DATA FOR THIS TASK —
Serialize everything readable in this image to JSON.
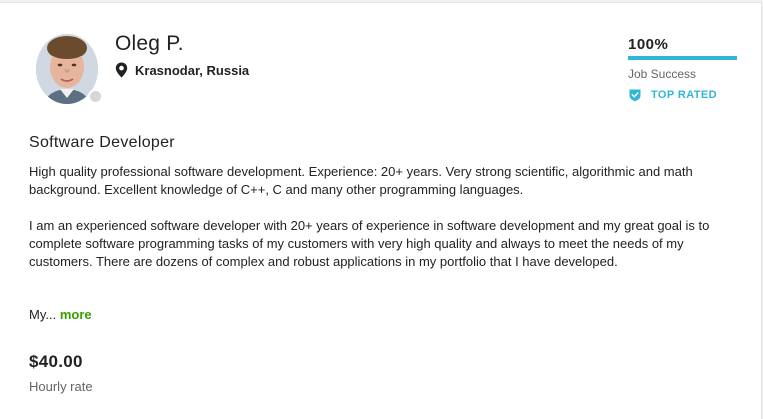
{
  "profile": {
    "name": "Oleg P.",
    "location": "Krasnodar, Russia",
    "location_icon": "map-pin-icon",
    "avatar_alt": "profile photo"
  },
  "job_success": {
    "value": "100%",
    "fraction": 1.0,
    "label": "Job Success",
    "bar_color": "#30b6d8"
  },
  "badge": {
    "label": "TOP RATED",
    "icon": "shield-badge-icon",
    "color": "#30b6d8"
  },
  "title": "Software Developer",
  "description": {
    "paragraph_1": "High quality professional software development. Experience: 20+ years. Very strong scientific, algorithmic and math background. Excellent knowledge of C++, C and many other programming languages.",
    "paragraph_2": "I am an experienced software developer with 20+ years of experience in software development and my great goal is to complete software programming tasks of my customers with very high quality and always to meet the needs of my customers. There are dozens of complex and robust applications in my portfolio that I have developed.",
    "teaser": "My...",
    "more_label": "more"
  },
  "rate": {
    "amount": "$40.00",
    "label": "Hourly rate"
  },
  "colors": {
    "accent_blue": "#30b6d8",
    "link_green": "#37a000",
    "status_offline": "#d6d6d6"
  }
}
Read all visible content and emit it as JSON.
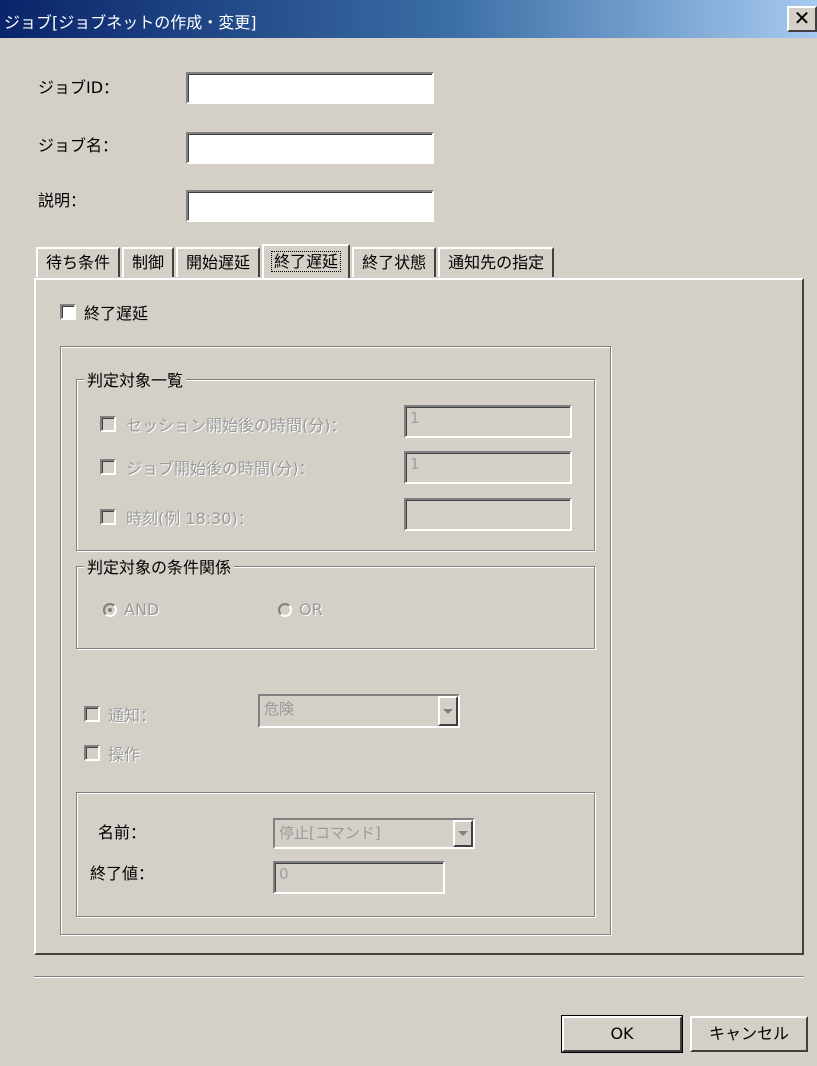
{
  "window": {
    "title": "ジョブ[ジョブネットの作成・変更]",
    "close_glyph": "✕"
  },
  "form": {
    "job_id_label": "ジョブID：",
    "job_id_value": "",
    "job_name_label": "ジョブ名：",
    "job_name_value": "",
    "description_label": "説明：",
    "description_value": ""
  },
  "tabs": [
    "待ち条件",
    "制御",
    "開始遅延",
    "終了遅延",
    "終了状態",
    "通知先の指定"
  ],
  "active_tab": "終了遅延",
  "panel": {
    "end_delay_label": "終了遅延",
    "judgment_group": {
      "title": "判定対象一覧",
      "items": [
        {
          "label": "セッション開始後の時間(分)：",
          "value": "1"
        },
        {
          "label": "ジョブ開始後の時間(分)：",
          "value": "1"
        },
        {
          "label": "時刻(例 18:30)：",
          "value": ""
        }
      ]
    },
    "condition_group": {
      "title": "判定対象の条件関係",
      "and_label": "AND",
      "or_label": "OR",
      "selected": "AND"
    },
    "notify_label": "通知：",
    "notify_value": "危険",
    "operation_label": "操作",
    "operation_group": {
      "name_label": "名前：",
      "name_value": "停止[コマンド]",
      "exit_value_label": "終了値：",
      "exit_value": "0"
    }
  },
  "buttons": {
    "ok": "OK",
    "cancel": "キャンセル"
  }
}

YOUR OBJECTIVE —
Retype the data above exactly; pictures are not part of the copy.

SOLUTION TO THE EXERCISE —
Serialize everything readable in this image to JSON.
{
  "profile": {
    "name": "Oleg P.",
    "location": "Krasnodar, Russia",
    "location_icon": "map-pin-icon",
    "avatar_alt": "profile photo"
  },
  "job_success": {
    "value": "100%",
    "fraction": 1.0,
    "label": "Job Success",
    "bar_color": "#30b6d8"
  },
  "badge": {
    "label": "TOP RATED",
    "icon": "shield-badge-icon",
    "color": "#30b6d8"
  },
  "title": "Software Developer",
  "description": {
    "paragraph_1": "High quality professional software development. Experience: 20+ years. Very strong scientific, algorithmic and math background. Excellent knowledge of C++, C and many other programming languages.",
    "paragraph_2": "I am an experienced software developer with 20+ years of experience in software development and my great goal is to complete software programming tasks of my customers with very high quality and always to meet the needs of my customers. There are dozens of complex and robust applications in my portfolio that I have developed.",
    "teaser": "My...",
    "more_label": "more"
  },
  "rate": {
    "amount": "$40.00",
    "label": "Hourly rate"
  },
  "colors": {
    "accent_blue": "#30b6d8",
    "link_green": "#37a000",
    "status_offline": "#d6d6d6"
  }
}
Read all visible content and emit it as JSON.
{
  "window": {
    "title": "ジョブ[ジョブネットの作成・変更]",
    "close_glyph": "✕"
  },
  "form": {
    "job_id_label": "ジョブID：",
    "job_id_value": "",
    "job_name_label": "ジョブ名：",
    "job_name_value": "",
    "description_label": "説明：",
    "description_value": ""
  },
  "tabs": [
    "待ち条件",
    "制御",
    "開始遅延",
    "終了遅延",
    "終了状態",
    "通知先の指定"
  ],
  "active_tab": "終了遅延",
  "panel": {
    "end_delay_label": "終了遅延",
    "judgment_group": {
      "title": "判定対象一覧",
      "items": [
        {
          "label": "セッション開始後の時間(分)：",
          "value": "1"
        },
        {
          "label": "ジョブ開始後の時間(分)：",
          "value": "1"
        },
        {
          "label": "時刻(例 18:30)：",
          "value": ""
        }
      ]
    },
    "condition_group": {
      "title": "判定対象の条件関係",
      "and_label": "AND",
      "or_label": "OR",
      "selected": "AND"
    },
    "notify_label": "通知：",
    "notify_value": "危険",
    "operation_label": "操作",
    "operation_group": {
      "name_label": "名前：",
      "name_value": "停止[コマンド]",
      "exit_value_label": "終了値：",
      "exit_value": "0"
    }
  },
  "buttons": {
    "ok": "OK",
    "cancel": "キャンセル"
  }
}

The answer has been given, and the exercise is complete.